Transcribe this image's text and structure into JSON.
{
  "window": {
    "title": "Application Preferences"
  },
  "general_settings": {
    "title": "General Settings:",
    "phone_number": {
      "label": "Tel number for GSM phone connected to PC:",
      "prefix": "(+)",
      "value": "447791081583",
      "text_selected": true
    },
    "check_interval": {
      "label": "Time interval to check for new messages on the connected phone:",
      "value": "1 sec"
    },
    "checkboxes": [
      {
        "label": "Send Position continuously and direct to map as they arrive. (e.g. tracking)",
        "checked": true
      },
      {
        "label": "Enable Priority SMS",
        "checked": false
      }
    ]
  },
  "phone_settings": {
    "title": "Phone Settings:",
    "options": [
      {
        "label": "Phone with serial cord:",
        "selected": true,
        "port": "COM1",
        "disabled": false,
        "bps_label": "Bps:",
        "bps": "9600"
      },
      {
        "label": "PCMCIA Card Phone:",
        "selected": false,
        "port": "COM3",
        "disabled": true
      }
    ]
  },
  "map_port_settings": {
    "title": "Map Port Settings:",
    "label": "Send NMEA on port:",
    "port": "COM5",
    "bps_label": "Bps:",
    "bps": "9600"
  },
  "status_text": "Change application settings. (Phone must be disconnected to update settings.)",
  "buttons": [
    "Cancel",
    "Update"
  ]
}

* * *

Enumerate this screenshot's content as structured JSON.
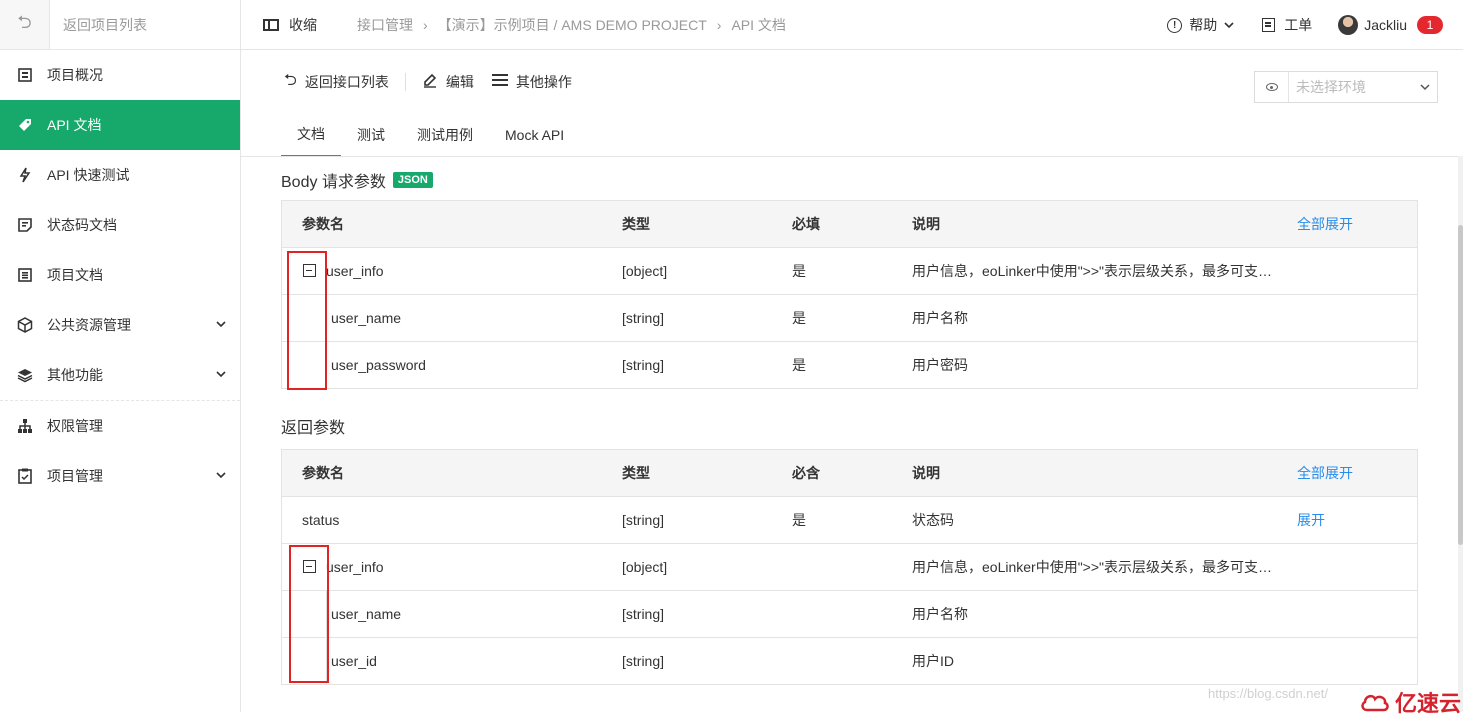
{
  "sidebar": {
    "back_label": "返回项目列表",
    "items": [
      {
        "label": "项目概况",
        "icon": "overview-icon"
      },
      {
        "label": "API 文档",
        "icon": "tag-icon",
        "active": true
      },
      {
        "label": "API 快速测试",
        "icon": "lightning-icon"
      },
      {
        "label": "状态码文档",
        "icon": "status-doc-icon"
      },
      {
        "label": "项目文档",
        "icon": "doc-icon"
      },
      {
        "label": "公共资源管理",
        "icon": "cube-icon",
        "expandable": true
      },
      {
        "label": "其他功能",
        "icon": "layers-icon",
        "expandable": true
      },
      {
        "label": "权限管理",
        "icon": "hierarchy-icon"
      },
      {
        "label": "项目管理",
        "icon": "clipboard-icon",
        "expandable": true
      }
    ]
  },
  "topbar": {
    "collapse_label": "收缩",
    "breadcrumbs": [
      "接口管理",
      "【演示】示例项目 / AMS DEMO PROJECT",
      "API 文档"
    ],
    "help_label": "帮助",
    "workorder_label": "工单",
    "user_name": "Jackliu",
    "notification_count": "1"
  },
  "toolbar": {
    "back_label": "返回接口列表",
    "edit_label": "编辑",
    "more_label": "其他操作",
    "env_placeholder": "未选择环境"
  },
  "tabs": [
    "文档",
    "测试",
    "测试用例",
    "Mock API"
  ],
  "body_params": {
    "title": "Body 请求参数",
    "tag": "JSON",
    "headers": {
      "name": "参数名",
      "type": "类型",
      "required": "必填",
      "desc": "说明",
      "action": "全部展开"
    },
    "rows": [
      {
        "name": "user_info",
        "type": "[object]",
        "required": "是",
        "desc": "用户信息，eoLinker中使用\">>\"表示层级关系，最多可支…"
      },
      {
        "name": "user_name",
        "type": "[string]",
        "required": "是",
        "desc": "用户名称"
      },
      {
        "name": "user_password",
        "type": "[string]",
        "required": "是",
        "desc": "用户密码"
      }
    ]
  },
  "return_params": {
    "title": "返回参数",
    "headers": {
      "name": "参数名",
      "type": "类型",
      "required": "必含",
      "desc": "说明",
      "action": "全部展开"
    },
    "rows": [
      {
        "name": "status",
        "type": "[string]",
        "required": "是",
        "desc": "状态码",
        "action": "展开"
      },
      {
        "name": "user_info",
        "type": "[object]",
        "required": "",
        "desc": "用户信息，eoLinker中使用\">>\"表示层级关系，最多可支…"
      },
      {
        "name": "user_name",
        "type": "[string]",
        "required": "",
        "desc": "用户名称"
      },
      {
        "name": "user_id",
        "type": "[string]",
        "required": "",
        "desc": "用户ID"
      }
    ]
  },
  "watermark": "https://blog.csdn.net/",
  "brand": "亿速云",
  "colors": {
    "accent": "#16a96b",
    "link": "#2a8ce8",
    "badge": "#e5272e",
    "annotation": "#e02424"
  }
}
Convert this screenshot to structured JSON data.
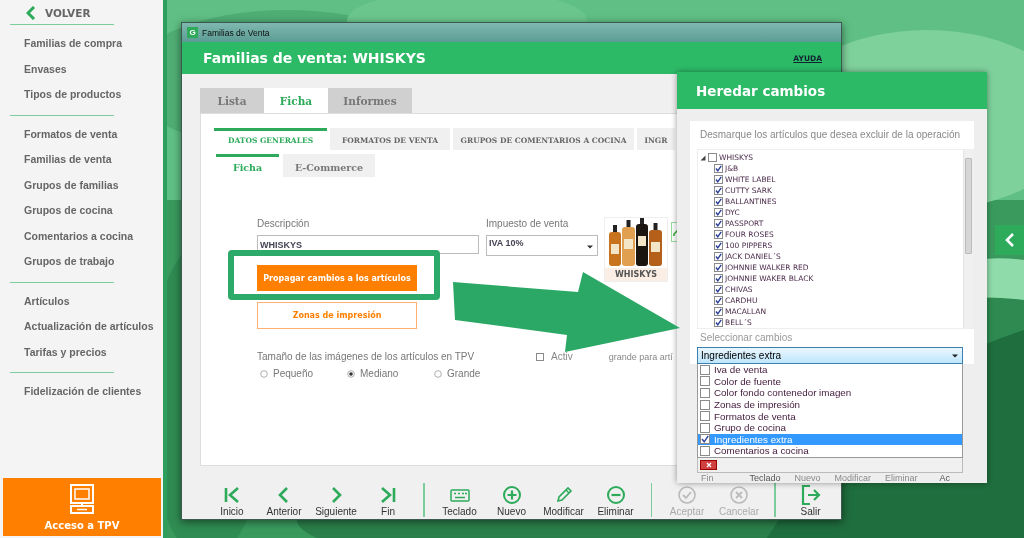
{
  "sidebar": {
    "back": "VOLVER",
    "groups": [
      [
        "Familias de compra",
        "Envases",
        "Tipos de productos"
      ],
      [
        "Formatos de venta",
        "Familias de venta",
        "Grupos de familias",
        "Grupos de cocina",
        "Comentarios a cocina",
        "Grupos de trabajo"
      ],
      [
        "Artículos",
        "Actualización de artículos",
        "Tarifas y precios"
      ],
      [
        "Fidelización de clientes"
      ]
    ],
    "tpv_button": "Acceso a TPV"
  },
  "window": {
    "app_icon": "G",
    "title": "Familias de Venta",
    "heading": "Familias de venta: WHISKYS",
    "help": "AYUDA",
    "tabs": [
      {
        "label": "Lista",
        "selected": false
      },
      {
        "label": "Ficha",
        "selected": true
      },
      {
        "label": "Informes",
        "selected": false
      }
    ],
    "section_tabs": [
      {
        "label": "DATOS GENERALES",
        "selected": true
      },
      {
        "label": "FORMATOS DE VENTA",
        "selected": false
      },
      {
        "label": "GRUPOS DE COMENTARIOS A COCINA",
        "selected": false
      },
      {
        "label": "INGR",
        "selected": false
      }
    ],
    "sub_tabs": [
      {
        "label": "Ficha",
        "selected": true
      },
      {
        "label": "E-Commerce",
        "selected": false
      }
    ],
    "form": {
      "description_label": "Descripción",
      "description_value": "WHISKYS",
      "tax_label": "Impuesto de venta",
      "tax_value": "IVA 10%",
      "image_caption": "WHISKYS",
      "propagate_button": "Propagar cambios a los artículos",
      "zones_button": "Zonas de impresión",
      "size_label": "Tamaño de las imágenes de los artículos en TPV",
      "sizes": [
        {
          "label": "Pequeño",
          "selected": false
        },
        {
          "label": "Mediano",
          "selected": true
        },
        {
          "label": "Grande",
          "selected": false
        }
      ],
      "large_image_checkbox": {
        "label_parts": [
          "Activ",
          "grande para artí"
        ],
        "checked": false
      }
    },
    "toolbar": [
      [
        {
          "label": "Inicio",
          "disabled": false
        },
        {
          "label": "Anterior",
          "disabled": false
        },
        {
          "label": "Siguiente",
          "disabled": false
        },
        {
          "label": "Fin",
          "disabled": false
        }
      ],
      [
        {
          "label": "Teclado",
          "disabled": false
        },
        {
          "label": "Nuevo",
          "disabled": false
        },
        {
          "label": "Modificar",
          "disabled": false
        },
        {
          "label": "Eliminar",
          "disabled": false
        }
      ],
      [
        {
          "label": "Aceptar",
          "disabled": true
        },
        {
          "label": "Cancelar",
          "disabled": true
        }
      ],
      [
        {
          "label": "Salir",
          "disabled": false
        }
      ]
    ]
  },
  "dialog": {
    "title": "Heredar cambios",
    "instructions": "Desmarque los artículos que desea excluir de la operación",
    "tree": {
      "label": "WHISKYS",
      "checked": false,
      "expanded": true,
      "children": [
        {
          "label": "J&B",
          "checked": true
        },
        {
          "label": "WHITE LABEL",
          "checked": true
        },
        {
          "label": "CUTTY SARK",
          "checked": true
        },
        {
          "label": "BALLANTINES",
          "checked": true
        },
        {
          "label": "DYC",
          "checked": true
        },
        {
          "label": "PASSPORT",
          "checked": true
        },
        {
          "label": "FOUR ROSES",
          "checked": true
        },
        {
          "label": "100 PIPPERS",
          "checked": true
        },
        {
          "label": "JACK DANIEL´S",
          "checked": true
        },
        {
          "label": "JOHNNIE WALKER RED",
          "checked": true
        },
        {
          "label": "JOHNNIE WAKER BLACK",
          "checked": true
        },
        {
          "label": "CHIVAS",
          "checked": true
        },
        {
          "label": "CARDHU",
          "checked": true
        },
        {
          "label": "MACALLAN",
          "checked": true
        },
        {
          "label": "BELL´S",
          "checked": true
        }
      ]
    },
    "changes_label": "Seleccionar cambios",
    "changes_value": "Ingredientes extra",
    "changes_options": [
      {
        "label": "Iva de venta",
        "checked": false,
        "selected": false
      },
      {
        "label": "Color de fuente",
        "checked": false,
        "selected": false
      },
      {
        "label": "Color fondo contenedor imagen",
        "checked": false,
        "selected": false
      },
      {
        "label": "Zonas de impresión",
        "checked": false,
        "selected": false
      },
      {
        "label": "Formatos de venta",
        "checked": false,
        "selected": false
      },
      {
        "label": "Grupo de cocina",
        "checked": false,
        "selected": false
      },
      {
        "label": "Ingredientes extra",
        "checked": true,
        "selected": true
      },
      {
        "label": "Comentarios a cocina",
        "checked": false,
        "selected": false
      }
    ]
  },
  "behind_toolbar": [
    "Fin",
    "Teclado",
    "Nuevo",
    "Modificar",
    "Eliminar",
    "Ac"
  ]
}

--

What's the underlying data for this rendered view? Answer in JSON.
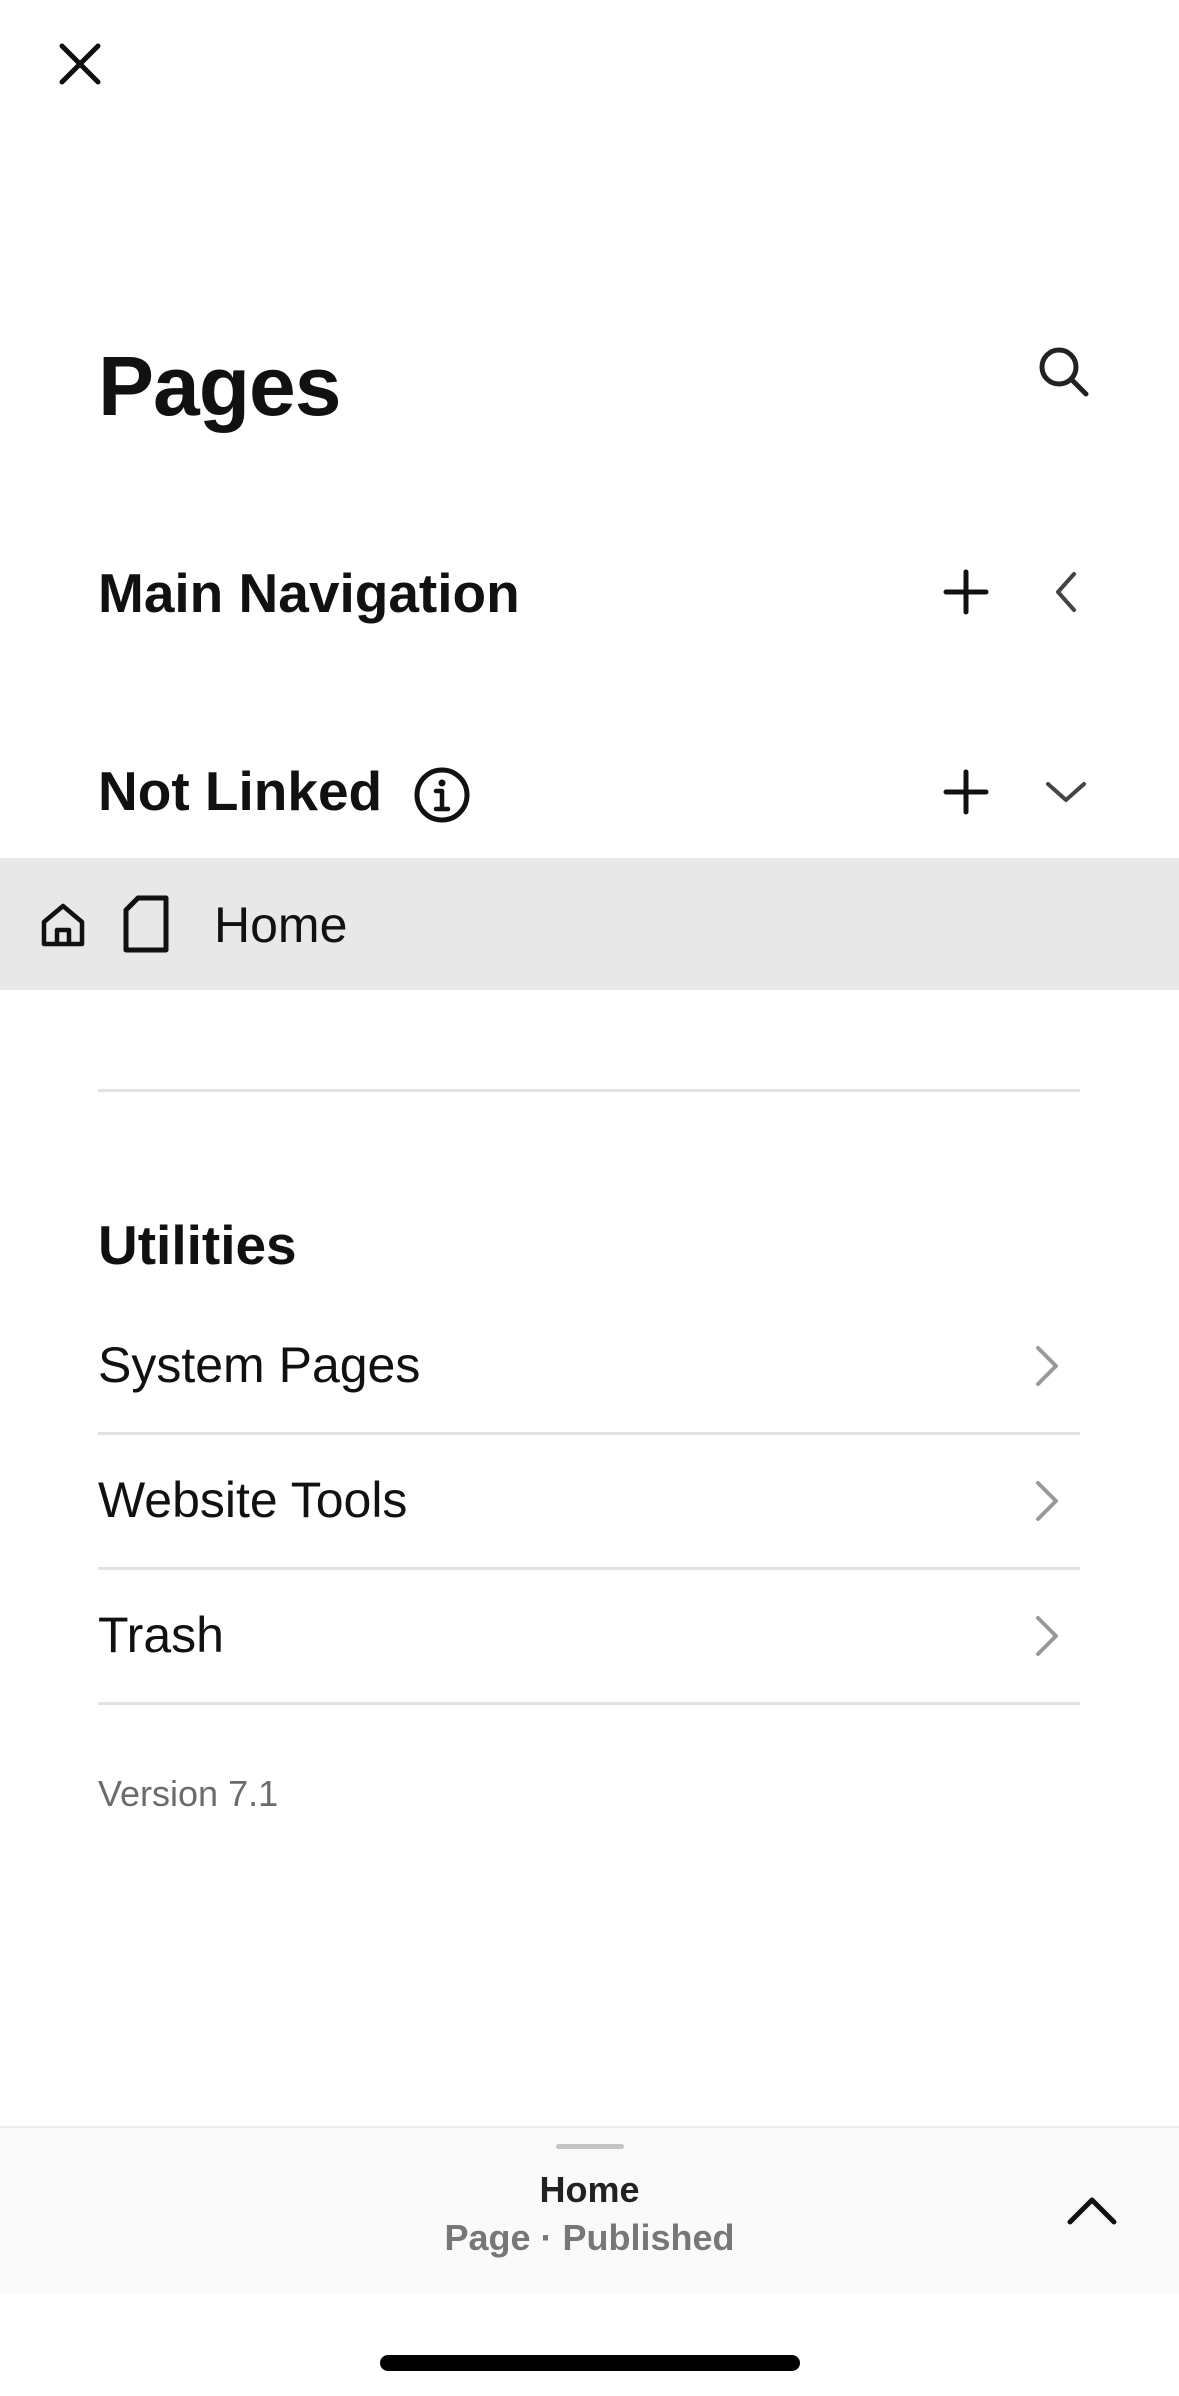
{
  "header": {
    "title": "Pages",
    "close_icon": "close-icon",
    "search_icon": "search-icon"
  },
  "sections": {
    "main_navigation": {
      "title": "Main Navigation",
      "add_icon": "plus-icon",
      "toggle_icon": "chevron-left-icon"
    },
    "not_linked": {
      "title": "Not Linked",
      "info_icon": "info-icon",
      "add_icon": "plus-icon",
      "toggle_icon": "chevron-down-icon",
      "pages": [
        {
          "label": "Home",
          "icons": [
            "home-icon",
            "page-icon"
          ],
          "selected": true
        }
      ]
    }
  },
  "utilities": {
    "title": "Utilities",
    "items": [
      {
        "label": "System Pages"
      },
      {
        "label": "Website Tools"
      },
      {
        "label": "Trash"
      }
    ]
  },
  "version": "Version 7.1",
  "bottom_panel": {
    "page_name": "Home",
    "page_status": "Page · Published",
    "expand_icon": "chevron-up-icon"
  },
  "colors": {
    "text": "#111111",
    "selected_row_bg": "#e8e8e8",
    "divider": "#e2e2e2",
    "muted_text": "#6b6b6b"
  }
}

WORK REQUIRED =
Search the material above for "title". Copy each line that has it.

RESPONSE BOX =
    "title": "Application Preferences"
    "title": "General Settings:",
    "title": "Phone Settings:",
    "title": "Map Port Settings:",
    "title": "Body 请求参数",
    "title": "返回参数",
    "title": "Familias de Venta",
    "title": "Heredar cambios",
    "title": "Pages",
      "title": "Main Navigation",
      "title": "Not Linked",
    "title": "Utilities",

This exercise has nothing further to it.